## Assignment:
The lines to copy from the listing below are those that contain the string "JSON".

BEGIN

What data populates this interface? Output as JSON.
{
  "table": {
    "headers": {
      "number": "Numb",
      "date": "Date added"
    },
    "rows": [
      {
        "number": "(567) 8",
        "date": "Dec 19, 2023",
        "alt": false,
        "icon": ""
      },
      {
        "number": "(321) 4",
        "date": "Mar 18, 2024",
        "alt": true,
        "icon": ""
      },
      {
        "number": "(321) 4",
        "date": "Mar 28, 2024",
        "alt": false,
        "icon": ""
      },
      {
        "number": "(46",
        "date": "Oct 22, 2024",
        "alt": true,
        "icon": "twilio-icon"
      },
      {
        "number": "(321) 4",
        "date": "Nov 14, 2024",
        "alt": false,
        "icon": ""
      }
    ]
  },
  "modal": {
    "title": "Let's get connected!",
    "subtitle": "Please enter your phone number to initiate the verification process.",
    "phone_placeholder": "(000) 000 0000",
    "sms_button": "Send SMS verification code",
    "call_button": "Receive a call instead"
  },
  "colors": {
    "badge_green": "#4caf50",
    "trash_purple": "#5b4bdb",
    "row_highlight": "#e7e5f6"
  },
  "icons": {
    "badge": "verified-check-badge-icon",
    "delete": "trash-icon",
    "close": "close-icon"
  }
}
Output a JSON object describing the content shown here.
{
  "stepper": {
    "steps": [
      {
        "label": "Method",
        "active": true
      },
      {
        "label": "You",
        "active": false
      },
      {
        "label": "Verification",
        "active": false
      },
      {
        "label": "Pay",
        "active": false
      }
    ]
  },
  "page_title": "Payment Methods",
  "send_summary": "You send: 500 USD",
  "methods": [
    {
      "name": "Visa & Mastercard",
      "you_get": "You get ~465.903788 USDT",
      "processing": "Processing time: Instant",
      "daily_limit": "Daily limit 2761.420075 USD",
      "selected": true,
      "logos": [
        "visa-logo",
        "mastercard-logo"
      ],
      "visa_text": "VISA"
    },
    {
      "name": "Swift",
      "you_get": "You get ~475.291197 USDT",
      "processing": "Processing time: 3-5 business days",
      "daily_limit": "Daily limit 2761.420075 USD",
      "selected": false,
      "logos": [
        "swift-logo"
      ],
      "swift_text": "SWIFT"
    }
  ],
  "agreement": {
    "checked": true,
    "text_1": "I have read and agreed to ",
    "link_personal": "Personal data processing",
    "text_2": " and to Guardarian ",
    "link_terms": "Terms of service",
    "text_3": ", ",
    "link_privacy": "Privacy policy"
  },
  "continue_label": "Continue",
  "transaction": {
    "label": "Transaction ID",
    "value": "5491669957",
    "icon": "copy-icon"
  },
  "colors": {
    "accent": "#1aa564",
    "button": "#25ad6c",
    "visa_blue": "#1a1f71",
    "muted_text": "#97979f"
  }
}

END
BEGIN

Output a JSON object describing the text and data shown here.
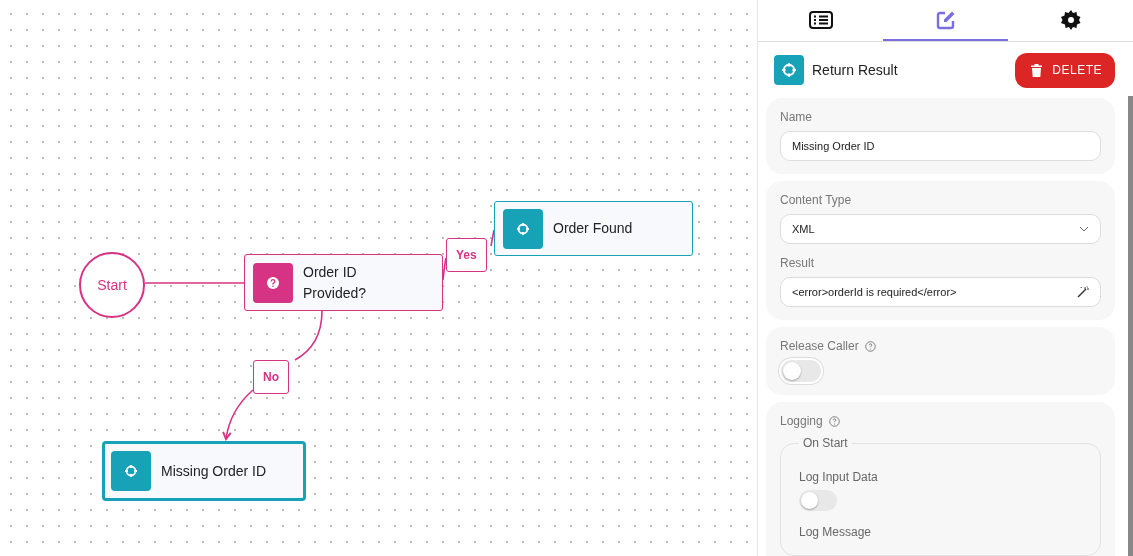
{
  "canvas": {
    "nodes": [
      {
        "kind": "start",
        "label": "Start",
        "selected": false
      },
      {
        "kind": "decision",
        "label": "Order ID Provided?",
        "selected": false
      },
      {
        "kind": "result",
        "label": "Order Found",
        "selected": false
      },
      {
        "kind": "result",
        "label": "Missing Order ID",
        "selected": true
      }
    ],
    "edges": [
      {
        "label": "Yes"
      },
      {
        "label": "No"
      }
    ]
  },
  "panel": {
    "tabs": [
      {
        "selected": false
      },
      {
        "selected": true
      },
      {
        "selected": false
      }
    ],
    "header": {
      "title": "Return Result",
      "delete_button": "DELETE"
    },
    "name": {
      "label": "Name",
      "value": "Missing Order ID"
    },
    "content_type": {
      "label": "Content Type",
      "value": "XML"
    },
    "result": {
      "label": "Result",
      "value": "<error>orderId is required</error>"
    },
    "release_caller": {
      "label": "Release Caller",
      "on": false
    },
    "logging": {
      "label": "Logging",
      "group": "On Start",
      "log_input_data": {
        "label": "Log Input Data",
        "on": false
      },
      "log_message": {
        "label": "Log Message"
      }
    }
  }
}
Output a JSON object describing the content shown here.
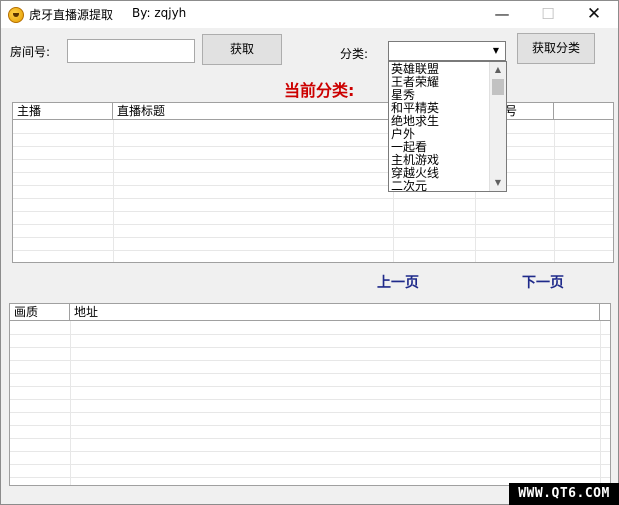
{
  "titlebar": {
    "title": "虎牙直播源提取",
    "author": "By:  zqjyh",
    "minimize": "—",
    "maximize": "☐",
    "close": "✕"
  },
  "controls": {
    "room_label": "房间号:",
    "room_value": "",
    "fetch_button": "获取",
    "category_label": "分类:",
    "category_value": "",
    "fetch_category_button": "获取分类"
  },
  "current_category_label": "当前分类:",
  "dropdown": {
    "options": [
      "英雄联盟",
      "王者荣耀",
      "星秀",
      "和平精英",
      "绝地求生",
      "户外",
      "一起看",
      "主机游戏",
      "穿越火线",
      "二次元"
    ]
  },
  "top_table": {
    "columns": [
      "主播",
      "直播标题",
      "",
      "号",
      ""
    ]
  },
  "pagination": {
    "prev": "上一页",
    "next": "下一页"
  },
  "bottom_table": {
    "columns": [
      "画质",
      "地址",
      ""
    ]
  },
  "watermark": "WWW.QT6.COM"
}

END
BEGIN

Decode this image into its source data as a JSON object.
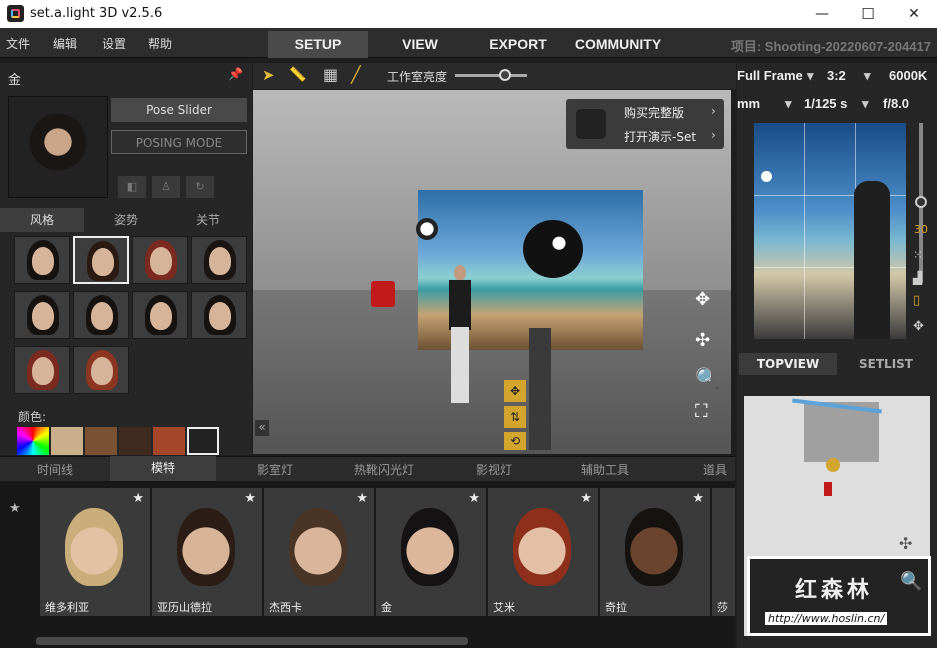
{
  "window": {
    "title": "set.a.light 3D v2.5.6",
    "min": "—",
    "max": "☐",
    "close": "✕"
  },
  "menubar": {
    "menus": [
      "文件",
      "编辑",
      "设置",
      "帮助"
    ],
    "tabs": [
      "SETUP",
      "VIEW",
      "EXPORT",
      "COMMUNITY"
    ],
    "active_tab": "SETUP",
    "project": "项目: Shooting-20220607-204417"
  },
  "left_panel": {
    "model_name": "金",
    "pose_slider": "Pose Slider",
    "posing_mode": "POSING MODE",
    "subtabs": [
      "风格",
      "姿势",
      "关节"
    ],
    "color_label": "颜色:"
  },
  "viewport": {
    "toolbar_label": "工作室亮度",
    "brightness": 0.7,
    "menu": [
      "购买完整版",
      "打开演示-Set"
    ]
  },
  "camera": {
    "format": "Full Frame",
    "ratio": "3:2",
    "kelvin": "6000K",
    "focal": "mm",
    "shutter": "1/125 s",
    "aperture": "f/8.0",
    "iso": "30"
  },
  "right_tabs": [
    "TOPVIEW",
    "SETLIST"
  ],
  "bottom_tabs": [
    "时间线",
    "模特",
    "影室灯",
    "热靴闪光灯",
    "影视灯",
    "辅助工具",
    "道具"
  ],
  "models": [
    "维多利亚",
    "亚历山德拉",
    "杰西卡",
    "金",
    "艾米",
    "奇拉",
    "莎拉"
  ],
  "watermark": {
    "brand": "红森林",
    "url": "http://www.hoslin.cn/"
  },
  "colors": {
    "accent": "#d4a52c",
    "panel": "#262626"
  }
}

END

## Answer section:
What data populates this interface? Output as JSON.
Output a JSON object describing the content shown here.
Output a JSON object describing the text and data shown here.
Output a JSON object describing the content shown here.
Decode this image into its source data as a JSON object.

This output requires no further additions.